--- Data for processing Enclosed Below ---

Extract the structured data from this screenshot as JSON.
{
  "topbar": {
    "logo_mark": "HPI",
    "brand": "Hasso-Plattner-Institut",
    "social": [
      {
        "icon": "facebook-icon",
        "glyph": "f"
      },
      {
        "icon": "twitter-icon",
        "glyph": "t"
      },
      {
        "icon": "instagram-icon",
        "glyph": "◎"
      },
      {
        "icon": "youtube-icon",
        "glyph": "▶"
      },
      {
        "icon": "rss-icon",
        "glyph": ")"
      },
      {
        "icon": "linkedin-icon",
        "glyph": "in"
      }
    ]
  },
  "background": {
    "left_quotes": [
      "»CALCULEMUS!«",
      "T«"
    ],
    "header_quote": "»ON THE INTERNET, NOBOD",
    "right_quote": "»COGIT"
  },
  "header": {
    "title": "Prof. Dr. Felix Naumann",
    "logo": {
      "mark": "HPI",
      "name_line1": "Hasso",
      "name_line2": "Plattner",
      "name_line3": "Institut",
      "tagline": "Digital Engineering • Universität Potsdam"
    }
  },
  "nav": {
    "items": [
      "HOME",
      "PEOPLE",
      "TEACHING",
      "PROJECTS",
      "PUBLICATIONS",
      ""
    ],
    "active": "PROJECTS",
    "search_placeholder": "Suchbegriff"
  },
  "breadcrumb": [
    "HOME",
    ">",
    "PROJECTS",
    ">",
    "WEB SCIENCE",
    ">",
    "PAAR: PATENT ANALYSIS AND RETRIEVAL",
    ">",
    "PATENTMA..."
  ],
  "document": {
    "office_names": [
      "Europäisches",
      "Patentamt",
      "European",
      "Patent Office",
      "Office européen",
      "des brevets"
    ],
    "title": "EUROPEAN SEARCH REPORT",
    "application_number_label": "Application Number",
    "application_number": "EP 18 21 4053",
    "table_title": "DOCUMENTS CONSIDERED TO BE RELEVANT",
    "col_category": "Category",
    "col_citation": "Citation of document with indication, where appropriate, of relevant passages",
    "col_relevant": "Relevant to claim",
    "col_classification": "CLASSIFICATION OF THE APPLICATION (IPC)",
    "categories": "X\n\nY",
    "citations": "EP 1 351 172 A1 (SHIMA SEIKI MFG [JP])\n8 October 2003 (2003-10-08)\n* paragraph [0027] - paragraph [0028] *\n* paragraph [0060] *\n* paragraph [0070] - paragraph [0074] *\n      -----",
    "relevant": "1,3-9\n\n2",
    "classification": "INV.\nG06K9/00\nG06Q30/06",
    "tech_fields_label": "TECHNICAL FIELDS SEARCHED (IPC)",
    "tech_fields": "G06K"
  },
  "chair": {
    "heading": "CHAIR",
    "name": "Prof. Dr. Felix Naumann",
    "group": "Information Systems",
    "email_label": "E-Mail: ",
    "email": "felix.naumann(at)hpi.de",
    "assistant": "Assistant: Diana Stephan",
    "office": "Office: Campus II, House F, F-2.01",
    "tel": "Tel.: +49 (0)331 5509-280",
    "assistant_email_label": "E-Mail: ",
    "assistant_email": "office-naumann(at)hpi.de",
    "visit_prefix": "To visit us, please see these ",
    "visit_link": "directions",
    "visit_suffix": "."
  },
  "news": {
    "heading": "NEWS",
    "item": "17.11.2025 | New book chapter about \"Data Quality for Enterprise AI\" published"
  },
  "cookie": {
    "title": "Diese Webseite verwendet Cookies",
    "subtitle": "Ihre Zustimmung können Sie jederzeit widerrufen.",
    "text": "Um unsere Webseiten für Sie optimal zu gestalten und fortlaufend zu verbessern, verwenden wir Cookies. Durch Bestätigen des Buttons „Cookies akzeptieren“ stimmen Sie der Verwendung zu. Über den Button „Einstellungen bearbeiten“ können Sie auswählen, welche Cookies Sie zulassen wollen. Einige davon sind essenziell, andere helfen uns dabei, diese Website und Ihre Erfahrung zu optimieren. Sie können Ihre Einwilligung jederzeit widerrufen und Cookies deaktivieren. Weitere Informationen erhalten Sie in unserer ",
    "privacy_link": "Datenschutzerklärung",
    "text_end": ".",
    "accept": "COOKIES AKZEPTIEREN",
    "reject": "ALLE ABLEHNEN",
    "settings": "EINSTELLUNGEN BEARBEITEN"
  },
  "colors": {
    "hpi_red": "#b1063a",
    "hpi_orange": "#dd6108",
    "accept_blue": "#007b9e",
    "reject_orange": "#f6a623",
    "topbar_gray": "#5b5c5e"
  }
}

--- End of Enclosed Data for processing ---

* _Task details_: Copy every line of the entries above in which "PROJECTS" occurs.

* _Task response_:
      "PROJECTS",
    "active": "PROJECTS",
    "PROJECTS",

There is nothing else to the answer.